This vocational course, equivalent to two A-levels, leads to a recognised qualification for entering health and social care professions or for further training such as university courses. Combining academic study and application of theories, it includes a mandatory work placement.
In Year 1, you will achieve the Foundation Diploma which is equivalent to 1.5 A-levels and this will be topped up to the full Extended Diploma in the second year.
An interview is essential and you will need one of the following:
Evidence of good attendance is also required. Voluntary work or work experience is desirable. You will also need to be DBS checked.
You will be assessed through coursework with internally set assignments. You are expected to integrate the experience you gain on placement into your assignments.
There are two exams in Year 1 and a further two in Year 2.
You need practical, smart clothing and shoes for your placement. For some placements, you may have to purchase a shirt to wear. You must also cover your travel costs to your placement.
You will need to apply and pay for your DBS check.
This course can lead to degree level study at university, with courses in subjects such as Nursing or Social Work.
You can pursue your career in the wide-ranging health and social care sector.
Health care assistant Michael Smith has recently completed his apprenticeship and is already “a really valuable” team member on ward 206 at the Royal Derby Hospital.

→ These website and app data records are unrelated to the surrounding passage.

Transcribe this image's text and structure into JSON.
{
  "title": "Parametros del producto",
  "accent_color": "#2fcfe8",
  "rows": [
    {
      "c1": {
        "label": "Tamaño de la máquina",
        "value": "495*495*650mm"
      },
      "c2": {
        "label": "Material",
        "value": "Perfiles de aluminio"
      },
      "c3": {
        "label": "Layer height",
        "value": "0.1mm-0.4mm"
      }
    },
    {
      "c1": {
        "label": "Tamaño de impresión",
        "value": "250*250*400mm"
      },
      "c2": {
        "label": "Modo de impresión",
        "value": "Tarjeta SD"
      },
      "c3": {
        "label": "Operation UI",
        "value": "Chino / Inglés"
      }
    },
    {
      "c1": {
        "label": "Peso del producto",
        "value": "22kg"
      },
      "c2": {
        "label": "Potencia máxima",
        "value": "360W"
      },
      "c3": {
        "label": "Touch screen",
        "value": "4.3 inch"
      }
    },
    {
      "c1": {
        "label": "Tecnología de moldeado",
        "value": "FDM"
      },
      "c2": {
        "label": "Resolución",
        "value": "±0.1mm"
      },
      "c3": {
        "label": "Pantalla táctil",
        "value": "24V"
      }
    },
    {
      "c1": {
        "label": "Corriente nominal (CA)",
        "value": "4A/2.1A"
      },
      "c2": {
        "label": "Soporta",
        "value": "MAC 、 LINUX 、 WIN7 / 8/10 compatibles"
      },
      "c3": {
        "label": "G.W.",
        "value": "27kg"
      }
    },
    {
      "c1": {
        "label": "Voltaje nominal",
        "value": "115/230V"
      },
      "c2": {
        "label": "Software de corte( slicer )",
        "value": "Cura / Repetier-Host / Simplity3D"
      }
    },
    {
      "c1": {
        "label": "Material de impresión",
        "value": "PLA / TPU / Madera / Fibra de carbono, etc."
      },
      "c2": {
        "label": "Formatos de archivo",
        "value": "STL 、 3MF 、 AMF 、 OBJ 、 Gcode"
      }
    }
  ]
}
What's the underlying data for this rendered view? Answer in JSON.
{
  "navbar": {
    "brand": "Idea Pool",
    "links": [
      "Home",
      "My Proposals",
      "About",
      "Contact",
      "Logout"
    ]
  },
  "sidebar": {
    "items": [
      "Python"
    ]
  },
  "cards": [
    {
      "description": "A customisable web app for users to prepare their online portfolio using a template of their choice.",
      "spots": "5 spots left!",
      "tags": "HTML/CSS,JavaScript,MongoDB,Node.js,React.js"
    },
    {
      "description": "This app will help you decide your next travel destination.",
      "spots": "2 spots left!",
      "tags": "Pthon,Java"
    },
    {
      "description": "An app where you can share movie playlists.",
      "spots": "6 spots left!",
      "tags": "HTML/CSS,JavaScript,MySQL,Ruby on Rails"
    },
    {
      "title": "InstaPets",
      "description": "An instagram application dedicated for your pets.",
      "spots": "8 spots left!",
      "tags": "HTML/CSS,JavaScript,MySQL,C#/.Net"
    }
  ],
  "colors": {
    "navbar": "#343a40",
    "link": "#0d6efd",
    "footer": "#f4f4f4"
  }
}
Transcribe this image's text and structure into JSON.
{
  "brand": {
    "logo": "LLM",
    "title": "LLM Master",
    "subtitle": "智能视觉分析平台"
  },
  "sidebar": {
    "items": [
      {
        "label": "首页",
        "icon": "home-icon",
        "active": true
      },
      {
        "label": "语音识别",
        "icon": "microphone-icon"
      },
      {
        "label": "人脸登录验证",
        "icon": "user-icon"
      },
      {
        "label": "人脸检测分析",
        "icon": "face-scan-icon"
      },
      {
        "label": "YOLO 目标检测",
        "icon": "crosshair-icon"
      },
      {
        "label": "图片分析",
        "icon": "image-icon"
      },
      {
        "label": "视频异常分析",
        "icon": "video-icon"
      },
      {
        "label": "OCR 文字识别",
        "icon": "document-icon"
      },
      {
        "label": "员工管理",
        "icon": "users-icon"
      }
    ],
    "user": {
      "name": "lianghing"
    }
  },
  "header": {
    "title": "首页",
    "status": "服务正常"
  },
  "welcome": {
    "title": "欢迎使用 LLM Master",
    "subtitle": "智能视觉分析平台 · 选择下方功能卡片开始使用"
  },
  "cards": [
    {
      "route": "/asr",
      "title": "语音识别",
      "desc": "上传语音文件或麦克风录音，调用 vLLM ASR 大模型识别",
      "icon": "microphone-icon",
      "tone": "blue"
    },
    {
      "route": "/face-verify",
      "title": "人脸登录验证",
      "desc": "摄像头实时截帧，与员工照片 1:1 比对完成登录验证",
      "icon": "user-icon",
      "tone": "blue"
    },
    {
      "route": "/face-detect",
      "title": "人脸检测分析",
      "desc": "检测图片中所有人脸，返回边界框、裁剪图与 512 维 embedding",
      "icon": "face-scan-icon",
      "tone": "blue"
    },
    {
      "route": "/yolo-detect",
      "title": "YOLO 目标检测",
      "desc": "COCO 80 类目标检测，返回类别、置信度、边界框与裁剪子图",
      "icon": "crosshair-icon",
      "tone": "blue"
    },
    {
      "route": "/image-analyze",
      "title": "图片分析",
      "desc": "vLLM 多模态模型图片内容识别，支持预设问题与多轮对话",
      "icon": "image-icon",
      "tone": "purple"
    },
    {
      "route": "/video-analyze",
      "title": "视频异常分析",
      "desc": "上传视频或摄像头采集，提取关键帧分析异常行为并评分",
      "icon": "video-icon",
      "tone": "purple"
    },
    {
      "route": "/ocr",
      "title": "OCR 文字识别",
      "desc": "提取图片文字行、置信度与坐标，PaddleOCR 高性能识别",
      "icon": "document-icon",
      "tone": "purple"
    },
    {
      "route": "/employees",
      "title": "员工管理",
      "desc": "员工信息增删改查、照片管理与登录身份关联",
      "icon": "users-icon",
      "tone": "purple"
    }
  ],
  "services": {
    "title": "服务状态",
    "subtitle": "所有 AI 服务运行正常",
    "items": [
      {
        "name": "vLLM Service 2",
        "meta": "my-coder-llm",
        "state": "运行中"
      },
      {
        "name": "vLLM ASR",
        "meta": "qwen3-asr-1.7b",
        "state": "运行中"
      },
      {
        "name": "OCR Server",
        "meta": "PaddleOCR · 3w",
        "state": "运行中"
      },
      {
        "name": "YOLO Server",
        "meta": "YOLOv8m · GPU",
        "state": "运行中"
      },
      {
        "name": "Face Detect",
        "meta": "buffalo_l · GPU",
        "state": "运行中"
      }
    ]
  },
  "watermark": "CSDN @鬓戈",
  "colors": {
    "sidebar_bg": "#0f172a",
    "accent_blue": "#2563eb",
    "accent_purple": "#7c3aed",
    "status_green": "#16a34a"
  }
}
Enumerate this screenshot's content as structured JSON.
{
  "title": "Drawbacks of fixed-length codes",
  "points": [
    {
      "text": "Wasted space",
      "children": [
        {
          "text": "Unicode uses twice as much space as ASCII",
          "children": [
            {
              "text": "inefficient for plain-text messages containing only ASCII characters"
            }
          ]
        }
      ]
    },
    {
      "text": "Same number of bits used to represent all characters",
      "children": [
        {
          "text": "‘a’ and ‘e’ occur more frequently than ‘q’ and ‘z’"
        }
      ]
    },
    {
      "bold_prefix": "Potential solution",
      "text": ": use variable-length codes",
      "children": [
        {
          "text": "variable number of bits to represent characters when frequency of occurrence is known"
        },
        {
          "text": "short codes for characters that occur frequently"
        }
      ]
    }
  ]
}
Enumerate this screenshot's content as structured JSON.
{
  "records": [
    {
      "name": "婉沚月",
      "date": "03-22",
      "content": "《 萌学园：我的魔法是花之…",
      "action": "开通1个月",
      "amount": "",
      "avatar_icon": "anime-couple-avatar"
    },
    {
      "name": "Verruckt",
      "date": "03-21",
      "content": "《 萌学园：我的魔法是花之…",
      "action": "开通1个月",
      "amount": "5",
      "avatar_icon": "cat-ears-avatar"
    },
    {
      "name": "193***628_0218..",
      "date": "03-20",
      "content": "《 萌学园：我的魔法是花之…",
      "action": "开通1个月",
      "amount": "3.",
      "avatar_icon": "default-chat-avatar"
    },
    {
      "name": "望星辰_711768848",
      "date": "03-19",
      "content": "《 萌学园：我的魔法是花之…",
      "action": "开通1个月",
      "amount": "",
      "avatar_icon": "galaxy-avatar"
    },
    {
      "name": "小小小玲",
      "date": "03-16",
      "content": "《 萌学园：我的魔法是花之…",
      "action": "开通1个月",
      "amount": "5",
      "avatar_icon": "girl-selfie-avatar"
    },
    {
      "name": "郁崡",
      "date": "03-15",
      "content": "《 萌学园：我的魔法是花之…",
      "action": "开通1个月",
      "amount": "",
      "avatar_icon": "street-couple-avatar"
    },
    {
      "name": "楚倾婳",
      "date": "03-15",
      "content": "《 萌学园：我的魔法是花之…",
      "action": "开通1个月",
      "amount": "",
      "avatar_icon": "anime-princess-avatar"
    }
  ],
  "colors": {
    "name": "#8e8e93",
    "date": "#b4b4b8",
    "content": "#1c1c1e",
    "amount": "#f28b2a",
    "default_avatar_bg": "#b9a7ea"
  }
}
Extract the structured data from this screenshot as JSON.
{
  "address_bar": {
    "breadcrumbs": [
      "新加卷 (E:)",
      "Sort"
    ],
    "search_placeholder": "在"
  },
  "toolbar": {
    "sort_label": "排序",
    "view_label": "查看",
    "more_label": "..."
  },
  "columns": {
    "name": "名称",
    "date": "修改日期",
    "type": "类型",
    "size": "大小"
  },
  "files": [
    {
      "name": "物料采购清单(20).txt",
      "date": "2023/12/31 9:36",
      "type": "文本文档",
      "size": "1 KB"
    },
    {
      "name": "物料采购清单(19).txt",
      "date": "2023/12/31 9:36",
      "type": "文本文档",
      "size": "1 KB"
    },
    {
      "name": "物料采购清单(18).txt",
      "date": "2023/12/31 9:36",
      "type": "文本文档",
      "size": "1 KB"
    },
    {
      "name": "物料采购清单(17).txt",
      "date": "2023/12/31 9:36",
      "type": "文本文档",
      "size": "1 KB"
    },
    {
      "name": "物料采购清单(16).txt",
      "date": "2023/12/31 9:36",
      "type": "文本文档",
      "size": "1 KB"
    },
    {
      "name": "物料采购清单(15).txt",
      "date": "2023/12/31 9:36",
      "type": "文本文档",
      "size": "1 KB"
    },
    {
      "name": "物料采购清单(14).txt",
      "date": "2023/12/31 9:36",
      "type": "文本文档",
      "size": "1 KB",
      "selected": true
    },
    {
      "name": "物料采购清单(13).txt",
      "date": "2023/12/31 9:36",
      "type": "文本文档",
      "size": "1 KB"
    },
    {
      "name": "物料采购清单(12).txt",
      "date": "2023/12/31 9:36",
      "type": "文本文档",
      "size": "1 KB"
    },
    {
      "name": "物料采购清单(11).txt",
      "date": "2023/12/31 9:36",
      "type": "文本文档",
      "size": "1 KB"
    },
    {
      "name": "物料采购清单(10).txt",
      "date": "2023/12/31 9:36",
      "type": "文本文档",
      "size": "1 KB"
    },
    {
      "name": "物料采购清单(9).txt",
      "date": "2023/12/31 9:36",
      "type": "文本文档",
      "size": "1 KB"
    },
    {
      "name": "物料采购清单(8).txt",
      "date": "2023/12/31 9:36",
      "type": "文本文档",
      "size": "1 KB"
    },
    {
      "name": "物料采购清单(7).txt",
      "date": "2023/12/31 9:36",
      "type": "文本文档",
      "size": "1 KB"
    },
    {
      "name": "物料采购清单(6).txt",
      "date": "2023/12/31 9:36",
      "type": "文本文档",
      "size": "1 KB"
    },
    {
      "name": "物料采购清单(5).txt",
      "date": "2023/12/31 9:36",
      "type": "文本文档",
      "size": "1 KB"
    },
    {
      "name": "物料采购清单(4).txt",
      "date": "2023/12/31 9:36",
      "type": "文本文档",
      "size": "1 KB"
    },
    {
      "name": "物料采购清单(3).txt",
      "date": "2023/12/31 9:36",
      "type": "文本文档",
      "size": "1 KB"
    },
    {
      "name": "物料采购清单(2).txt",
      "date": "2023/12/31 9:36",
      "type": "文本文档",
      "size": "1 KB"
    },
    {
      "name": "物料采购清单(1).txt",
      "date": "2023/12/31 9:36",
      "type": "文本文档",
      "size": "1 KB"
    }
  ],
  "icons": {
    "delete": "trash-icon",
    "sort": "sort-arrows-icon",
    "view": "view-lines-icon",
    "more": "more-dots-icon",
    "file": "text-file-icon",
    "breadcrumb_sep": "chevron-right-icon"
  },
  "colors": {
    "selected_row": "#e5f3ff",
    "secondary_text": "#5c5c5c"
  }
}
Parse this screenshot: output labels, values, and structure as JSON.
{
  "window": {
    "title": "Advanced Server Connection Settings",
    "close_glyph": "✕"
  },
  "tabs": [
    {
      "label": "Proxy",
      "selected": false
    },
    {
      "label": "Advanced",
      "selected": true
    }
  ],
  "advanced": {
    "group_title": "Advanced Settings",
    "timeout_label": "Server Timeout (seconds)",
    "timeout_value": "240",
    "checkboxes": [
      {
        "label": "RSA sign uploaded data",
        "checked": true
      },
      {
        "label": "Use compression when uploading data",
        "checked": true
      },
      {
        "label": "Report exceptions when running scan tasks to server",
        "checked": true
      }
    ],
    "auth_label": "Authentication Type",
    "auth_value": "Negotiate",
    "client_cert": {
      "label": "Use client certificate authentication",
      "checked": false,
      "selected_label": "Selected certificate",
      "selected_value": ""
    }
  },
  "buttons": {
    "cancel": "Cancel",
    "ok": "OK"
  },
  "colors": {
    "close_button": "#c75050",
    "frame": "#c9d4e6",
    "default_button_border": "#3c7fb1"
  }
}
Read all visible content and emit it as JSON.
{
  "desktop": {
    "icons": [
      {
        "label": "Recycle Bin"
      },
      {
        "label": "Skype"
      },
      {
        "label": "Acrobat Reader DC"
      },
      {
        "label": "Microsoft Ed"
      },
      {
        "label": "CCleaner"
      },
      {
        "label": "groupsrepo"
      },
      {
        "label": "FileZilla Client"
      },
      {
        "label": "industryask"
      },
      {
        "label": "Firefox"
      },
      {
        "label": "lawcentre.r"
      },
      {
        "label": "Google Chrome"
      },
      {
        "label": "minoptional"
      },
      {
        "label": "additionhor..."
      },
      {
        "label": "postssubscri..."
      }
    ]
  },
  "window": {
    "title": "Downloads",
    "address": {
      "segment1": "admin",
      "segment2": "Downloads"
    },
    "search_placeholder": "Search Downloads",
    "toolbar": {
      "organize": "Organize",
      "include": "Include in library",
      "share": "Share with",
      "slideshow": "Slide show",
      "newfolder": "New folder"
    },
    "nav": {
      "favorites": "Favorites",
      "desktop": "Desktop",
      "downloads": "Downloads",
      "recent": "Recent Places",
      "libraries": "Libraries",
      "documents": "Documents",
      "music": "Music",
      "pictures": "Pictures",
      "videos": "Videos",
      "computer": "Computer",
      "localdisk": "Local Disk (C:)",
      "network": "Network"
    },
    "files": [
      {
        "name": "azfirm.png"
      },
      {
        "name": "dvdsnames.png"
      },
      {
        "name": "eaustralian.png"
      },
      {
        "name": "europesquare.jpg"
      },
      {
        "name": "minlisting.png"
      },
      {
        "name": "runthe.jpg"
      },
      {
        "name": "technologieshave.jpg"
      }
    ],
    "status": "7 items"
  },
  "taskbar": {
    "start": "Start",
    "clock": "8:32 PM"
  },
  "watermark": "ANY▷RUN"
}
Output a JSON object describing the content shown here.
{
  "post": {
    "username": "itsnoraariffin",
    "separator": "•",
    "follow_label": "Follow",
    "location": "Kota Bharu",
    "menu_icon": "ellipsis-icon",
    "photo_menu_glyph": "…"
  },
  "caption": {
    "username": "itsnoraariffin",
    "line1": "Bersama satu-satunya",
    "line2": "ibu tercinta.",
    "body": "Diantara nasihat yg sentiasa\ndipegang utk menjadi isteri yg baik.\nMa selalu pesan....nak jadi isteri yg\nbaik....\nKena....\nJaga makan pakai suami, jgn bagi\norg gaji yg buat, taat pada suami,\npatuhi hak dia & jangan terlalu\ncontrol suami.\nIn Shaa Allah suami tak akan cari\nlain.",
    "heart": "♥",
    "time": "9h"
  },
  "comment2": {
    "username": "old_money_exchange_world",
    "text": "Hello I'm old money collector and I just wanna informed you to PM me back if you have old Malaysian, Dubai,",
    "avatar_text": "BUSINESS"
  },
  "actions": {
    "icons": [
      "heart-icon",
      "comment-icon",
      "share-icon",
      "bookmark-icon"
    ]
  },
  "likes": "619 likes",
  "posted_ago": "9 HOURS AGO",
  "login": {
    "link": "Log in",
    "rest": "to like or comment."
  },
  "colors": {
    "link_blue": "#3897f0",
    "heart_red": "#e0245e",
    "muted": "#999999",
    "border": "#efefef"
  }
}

Michael, 21, took levels two and three in Health and Social Care at the Roundhouse, where he also gained valuable work experience through the innovative Employer Academy run in partnership with the University Hospitals of Derby and Burton NHS Foundation Trust.
This voluntary work helped him secure clinical apprenticeship role with the Trust.
Michael trained on orthopaedic Ward 206 and was supported academically throughout his apprenticeship by DCG.
He is now a qualified Health Care Assistant on the ward – following in the footsteps of his mum and brother.
Michael said: “I’m happy as an HCA, but in future I may look at becoming a nurse practitioner or physiotherapist.”
Senior Ward Sister Lynsey Heald described Michael as “a really valuable member of the team” and said his college study programme and work experience through the Employer Academy helped prepare him for the ward.
She added: “He’s really hard working and he’s got a lovely way with the patients, and he gets on really well with the team.
“Doing the health and social care courses really helped because he knew what to expect. They become a bit more confident, as well. We’ve got a recent new apprentice and Michael’s really taken her under his wing.”
I like caring for people, I’m enjoying the job and I really like the team. I’d recommend it.